(Element data from apps and pages)
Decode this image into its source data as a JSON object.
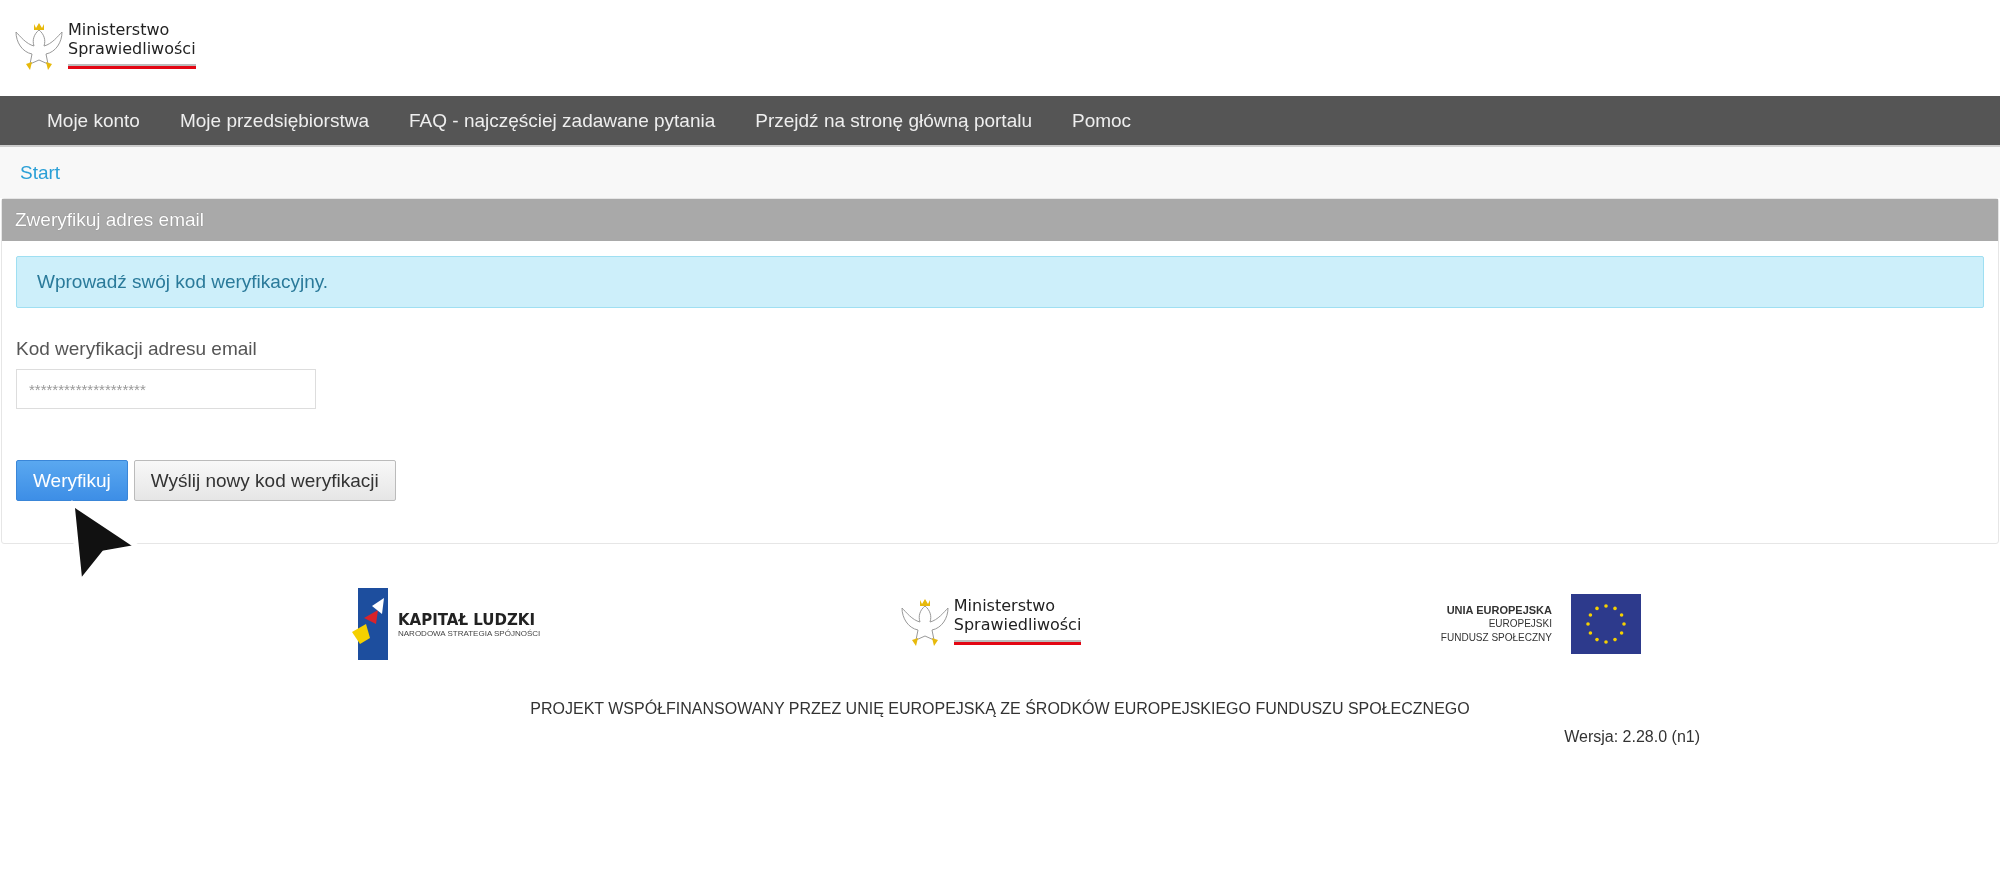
{
  "header": {
    "logo": {
      "line1": "Ministerstwo",
      "line2": "Sprawiedliwości"
    }
  },
  "nav": {
    "items": [
      {
        "label": "Moje konto"
      },
      {
        "label": "Moje przedsiębiorstwa"
      },
      {
        "label": "FAQ - najczęściej zadawane pytania"
      },
      {
        "label": "Przejdź na stronę główną portalu"
      },
      {
        "label": "Pomoc"
      }
    ]
  },
  "breadcrumb": {
    "label": "Start"
  },
  "panel": {
    "title": "Zweryfikuj adres email",
    "alert": "Wprowadź swój kod weryfikacyjny.",
    "field": {
      "label": "Kod weryfikacji adresu email",
      "placeholder": "********************"
    },
    "buttons": [
      {
        "label": "Weryfikuj",
        "kind": "primary"
      },
      {
        "label": "Wyślij nowy kod weryfikacji",
        "kind": "default"
      }
    ]
  },
  "footer": {
    "kapital": {
      "title": "KAPITAŁ LUDZKI",
      "subtitle": "NARODOWA STRATEGIA SPÓJNOŚCI"
    },
    "ministry": {
      "line1": "Ministerstwo",
      "line2": "Sprawiedliwości"
    },
    "eu": {
      "line1": "UNIA EUROPEJSKA",
      "line2": "EUROPEJSKI",
      "line3": "FUNDUSZ SPOŁECZNY"
    },
    "project": "PROJEKT WSPÓŁFINANSOWANY PRZEZ UNIĘ EUROPEJSKĄ ZE ŚRODKÓW EUROPEJSKIEGO FUNDUSZU SPOŁECZNEGO",
    "version": "Wersja: 2.28.0 (n1)"
  }
}
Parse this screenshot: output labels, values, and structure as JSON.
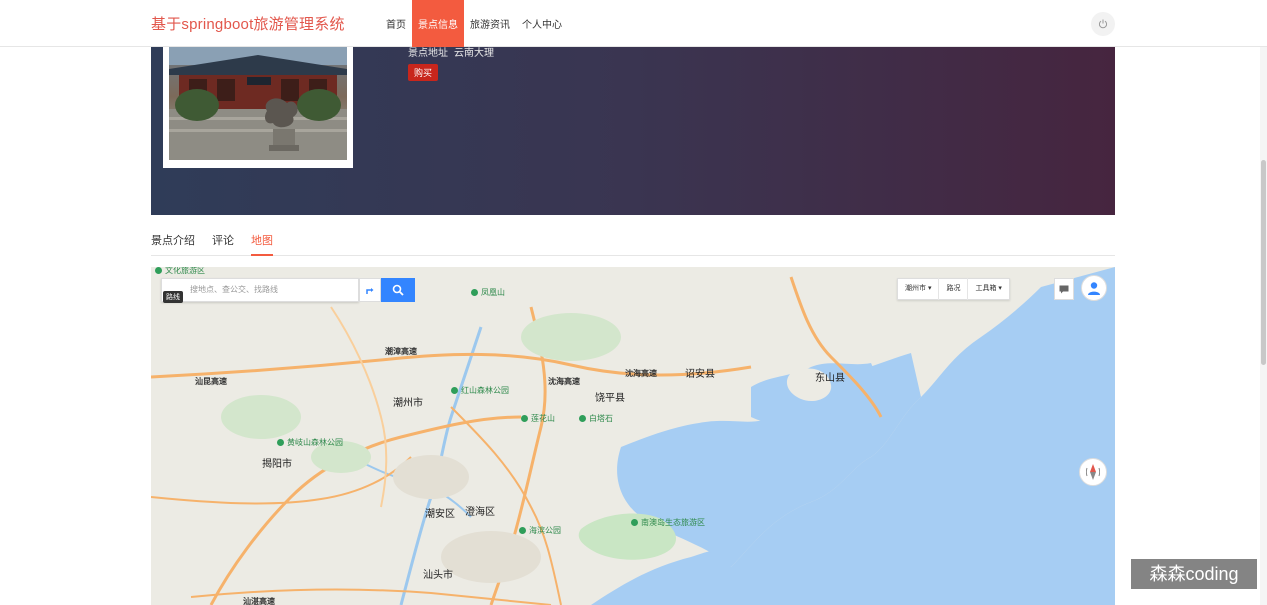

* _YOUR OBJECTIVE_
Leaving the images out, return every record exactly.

* _TASK RESPONSE_
Decode this image into its source data as a JSON object.
{
  "header": {
    "logo": {
      "line1": "Ministerstwo",
      "line2": "Sprawiedliwości"
    }
  },
  "nav": {
    "items": [
      {
        "label": "Moje konto"
      },
      {
        "label": "Moje przedsiębiorstwa"
      },
      {
        "label": "FAQ - najczęściej zadawane pytania"
      },
      {
        "label": "Przejdź na stronę główną portalu"
      },
      {
        "label": "Pomoc"
      }
    ]
  },
  "breadcrumb": {
    "label": "Start"
  },
  "panel": {
    "title": "Zweryfikuj adres email",
    "alert": "Wprowadź swój kod weryfikacyjny.",
    "field": {
      "label": "Kod weryfikacji adresu email",
      "placeholder": "********************"
    },
    "buttons": [
      {
        "label": "Weryfikuj",
        "kind": "primary"
      },
      {
        "label": "Wyślij nowy kod weryfikacji",
        "kind": "default"
      }
    ]
  },
  "footer": {
    "kapital": {
      "title": "KAPITAŁ LUDZKI",
      "subtitle": "NARODOWA STRATEGIA SPÓJNOŚCI"
    },
    "ministry": {
      "line1": "Ministerstwo",
      "line2": "Sprawiedliwości"
    },
    "eu": {
      "line1": "UNIA EUROPEJSKA",
      "line2": "EUROPEJSKI",
      "line3": "FUNDUSZ SPOŁECZNY"
    },
    "project": "PROJEKT WSPÓŁFINANSOWANY PRZEZ UNIĘ EUROPEJSKĄ ZE ŚRODKÓW EUROPEJSKIEGO FUNDUSZU SPOŁECZNEGO",
    "version": "Wersja: 2.28.0 (n1)"
  }
}
Parse this screenshot: output labels, values, and structure as JSON.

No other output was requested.